By Amanda Kuhnert
“Covid-19 made us re-evaluate what was important to us and what we really wanted to be doing,” said Jessie Alon, co-owner of DaVallia Gallery & Boutique in Chester, Vt. Before the pandemic, Jessie and her husband Michael were operating two business locations—an art gallery in Chester’s historic stone village and a boutique on the village green. They had often considered merging the two businesses, but the timing never felt right.
After the mandatory state shutdown last spring, due to Covid-19, Jessie and Michael shifted their focus from day-to-day operations to boosting online sales. “We responded with swift marketing to our loyal clientele,” Jessie said. They sent out e-newsletters, made phone calls, and set up free shipping for their online store. All of the hard work paid off. Online sales quickly grew to match the pre-Covid-19 revenue from the boutique, enabling the couple to close the boutique and consolidate both businesses into one location.
Along with a selection of gifts and jewelry, the “new” space sells everything you could possibly need to furnish a home, from paintings and sculptures by over a dozen New England artists to handcrafted accessories. The store’s collection includes Michael’s custom furniture made with reclaimed wood and Jessie’s line of artisan jewelry. “As artists and designers, we carefully select and curate works that are displayed in lifestyle settings,” Jessie said. “We are able to help clients select and envision pieces in their homes. Helping others live artfully is what we are passionate about, and we share that passion and knowledge with others.”
Like many parts of Vermont, the Chester area has seen an uptick in real-estate sales since the onset of the pandemic. Jessie and Michael have enjoyed helping these new homeowners turn recently purchased properties into homes, whether through a home makeover or by simply adding a few personal touches. Longtime homeowners also have helped boost sales at the gallery and boutique. Now that people are spending more time at home due to Covid-19, they have a renewed interest in improving the look and feel of their interior spaces.
Navigating the bumps in the road
Jessie and Michael embarked on their business adventure soon after the 2008 recession, in a struggling economy. Neither of them had previous business experience—Michael had recently left a job in automotive photography after discovering a passion for woodworking, and Jessie was transitioning from teaching art to becoming an independent artist. They had a shared vision and passion for curating beautiful spaces, but they needed advice and guidance to build a business that would succeed.
Soon after opening the gallery, Jessie and Michael began meeting with Debra Boudrieau, a business advisor with the Vermont Small Business Development Center (VtSBDC). Boudrieau works with entrepreneurs in Windham and Windsor counties at all stages of business development, from startups to existing businesses with room for growth. “Debra has been our adviser at the VtSBDC for 10 years now,” Jessie said. “Her knowledge and expertise has helped our business grow.”
Like most VtSBDC advisors, Debra is in it for the long haul. She guides her clients through whatever initially brought them to the VtSBDC, but then continues to be a resource as future challenges and questions arise.
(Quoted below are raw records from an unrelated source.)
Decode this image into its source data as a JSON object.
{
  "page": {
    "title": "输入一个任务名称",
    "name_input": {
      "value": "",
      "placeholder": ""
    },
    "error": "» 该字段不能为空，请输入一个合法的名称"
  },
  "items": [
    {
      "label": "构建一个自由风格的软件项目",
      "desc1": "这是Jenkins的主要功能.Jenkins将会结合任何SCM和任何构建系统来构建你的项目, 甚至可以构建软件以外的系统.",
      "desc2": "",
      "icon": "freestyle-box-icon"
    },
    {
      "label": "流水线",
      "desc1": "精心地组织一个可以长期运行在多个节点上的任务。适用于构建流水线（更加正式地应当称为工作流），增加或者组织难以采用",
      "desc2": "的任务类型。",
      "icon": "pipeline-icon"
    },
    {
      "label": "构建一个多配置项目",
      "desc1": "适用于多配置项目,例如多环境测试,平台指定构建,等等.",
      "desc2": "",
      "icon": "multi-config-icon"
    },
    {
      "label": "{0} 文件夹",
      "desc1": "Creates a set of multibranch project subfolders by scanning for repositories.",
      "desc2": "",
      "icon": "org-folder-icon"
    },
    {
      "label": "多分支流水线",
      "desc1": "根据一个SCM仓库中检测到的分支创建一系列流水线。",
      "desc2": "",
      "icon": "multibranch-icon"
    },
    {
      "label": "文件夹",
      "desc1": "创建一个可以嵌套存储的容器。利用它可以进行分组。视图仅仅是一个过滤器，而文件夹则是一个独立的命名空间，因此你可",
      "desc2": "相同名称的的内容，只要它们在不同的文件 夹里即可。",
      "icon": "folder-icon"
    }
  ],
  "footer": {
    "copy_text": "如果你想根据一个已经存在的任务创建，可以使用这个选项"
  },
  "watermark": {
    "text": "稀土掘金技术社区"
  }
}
The Covid-19 crisis is a timely example of this ongoing partnership between Vermont business owners and the VtSBDC.
“Debra and the team at VtSBDC have worked so hard helping small businesses like us navigate through Covid-19,” Jessie said. “With so much new information coming in daily, Debra has kept us on track to what we need to know and what tools are available for our business.”
Looking for more? Visit VtSBDC.org to explore resources or connect with an advisor.